[Website and app data records]
[Start of Attachment]

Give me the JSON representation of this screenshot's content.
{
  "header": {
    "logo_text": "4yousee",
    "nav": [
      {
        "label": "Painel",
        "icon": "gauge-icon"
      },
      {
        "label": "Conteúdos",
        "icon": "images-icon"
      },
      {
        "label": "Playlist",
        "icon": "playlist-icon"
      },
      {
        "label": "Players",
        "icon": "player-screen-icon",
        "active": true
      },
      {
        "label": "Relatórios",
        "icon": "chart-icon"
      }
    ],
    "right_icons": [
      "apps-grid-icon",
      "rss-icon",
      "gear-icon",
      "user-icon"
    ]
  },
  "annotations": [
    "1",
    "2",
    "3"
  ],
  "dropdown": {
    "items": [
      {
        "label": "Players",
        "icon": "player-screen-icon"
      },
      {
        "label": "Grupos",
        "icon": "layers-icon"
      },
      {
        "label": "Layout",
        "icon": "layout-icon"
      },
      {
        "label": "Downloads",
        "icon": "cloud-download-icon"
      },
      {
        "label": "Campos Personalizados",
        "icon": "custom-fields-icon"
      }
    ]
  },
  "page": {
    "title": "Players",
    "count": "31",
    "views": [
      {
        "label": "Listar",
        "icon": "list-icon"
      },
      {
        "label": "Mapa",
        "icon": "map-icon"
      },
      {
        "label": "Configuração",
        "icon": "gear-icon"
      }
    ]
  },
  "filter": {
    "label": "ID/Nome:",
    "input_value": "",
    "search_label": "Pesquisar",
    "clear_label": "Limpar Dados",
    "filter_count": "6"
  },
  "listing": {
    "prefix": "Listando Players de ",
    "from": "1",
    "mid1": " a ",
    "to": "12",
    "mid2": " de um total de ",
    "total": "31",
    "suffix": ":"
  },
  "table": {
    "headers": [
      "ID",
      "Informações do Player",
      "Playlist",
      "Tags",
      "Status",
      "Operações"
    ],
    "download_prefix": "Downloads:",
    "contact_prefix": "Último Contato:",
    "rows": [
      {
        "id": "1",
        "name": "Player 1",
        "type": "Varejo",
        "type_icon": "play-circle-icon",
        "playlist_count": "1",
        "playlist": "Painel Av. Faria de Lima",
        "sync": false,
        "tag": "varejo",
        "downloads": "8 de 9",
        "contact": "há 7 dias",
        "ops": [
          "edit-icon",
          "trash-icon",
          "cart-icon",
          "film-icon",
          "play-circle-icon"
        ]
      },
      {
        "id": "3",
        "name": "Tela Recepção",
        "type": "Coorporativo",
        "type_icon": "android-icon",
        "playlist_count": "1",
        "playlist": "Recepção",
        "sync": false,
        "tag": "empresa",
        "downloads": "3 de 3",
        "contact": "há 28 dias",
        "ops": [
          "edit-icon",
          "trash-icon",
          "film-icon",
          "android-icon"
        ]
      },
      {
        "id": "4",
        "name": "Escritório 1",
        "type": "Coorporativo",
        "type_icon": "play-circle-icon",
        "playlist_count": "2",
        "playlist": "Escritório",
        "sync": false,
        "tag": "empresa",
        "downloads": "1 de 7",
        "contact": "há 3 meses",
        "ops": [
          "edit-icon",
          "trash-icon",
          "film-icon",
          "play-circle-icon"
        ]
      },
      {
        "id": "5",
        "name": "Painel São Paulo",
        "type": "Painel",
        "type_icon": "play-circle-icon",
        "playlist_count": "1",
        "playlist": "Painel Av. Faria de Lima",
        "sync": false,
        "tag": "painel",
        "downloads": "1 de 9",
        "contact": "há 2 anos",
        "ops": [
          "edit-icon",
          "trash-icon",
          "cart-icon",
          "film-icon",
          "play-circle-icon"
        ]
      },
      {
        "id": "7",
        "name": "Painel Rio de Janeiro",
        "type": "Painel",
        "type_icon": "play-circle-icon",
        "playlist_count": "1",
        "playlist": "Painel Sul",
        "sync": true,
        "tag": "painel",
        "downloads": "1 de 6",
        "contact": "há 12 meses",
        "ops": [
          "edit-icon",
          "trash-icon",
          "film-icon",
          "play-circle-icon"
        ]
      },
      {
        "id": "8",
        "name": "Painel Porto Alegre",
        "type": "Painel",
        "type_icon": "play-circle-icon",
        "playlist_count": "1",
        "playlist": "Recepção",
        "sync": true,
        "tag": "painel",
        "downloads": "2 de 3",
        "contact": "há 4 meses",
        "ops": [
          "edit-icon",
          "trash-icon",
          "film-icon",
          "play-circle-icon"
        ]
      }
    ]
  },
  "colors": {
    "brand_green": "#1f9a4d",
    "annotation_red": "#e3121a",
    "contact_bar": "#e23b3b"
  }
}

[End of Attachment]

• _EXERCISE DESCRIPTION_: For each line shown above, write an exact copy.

• _EXPECTED ANSWER_:
Give me the JSON representation of this screenshot's content.
{
  "header": {
    "logo_text": "4yousee",
    "nav": [
      {
        "label": "Painel",
        "icon": "gauge-icon"
      },
      {
        "label": "Conteúdos",
        "icon": "images-icon"
      },
      {
        "label": "Playlist",
        "icon": "playlist-icon"
      },
      {
        "label": "Players",
        "icon": "player-screen-icon",
        "active": true
      },
      {
        "label": "Relatórios",
        "icon": "chart-icon"
      }
    ],
    "right_icons": [
      "apps-grid-icon",
      "rss-icon",
      "gear-icon",
      "user-icon"
    ]
  },
  "annotations": [
    "1",
    "2",
    "3"
  ],
  "dropdown": {
    "items": [
      {
        "label": "Players",
        "icon": "player-screen-icon"
      },
      {
        "label": "Grupos",
        "icon": "layers-icon"
      },
      {
        "label": "Layout",
        "icon": "layout-icon"
      },
      {
        "label": "Downloads",
        "icon": "cloud-download-icon"
      },
      {
        "label": "Campos Personalizados",
        "icon": "custom-fields-icon"
      }
    ]
  },
  "page": {
    "title": "Players",
    "count": "31",
    "views": [
      {
        "label": "Listar",
        "icon": "list-icon"
      },
      {
        "label": "Mapa",
        "icon": "map-icon"
      },
      {
        "label": "Configuração",
        "icon": "gear-icon"
      }
    ]
  },
  "filter": {
    "label": "ID/Nome:",
    "input_value": "",
    "search_label": "Pesquisar",
    "clear_label": "Limpar Dados",
    "filter_count": "6"
  },
  "listing": {
    "prefix": "Listando Players de ",
    "from": "1",
    "mid1": " a ",
    "to": "12",
    "mid2": " de um total de ",
    "total": "31",
    "suffix": ":"
  },
  "table": {
    "headers": [
      "ID",
      "Informações do Player",
      "Playlist",
      "Tags",
      "Status",
      "Operações"
    ],
    "download_prefix": "Downloads:",
    "contact_prefix": "Último Contato:",
    "rows": [
      {
        "id": "1",
        "name": "Player 1",
        "type": "Varejo",
        "type_icon": "play-circle-icon",
        "playlist_count": "1",
        "playlist": "Painel Av. Faria de Lima",
        "sync": false,
        "tag": "varejo",
        "downloads": "8 de 9",
        "contact": "há 7 dias",
        "ops": [
          "edit-icon",
          "trash-icon",
          "cart-icon",
          "film-icon",
          "play-circle-icon"
        ]
      },
      {
        "id": "3",
        "name": "Tela Recepção",
        "type": "Coorporativo",
        "type_icon": "android-icon",
        "playlist_count": "1",
        "playlist": "Recepção",
        "sync": false,
        "tag": "empresa",
        "downloads": "3 de 3",
        "contact": "há 28 dias",
        "ops": [
          "edit-icon",
          "trash-icon",
          "film-icon",
          "android-icon"
        ]
      },
      {
        "id": "4",
        "name": "Escritório 1",
        "type": "Coorporativo",
        "type_icon": "play-circle-icon",
        "playlist_count": "2",
        "playlist": "Escritório",
        "sync": false,
        "tag": "empresa",
        "downloads": "1 de 7",
        "contact": "há 3 meses",
        "ops": [
          "edit-icon",
          "trash-icon",
          "film-icon",
          "play-circle-icon"
        ]
      },
      {
        "id": "5",
        "name": "Painel São Paulo",
        "type": "Painel",
        "type_icon": "play-circle-icon",
        "playlist_count": "1",
        "playlist": "Painel Av. Faria de Lima",
        "sync": false,
        "tag": "painel",
        "downloads": "1 de 9",
        "contact": "há 2 anos",
        "ops": [
          "edit-icon",
          "trash-icon",
          "cart-icon",
          "film-icon",
          "play-circle-icon"
        ]
      },
      {
        "id": "7",
        "name": "Painel Rio de Janeiro",
        "type": "Painel",
        "type_icon": "play-circle-icon",
        "playlist_count": "1",
        "playlist": "Painel Sul",
        "sync": true,
        "tag": "painel",
        "downloads": "1 de 6",
        "contact": "há 12 meses",
        "ops": [
          "edit-icon",
          "trash-icon",
          "film-icon",
          "play-circle-icon"
        ]
      },
      {
        "id": "8",
        "name": "Painel Porto Alegre",
        "type": "Painel",
        "type_icon": "play-circle-icon",
        "playlist_count": "1",
        "playlist": "Recepção",
        "sync": true,
        "tag": "painel",
        "downloads": "2 de 3",
        "contact": "há 4 meses",
        "ops": [
          "edit-icon",
          "trash-icon",
          "film-icon",
          "play-circle-icon"
        ]
      }
    ]
  },
  "colors": {
    "brand_green": "#1f9a4d",
    "annotation_red": "#e3121a",
    "contact_bar": "#e23b3b"
  }
}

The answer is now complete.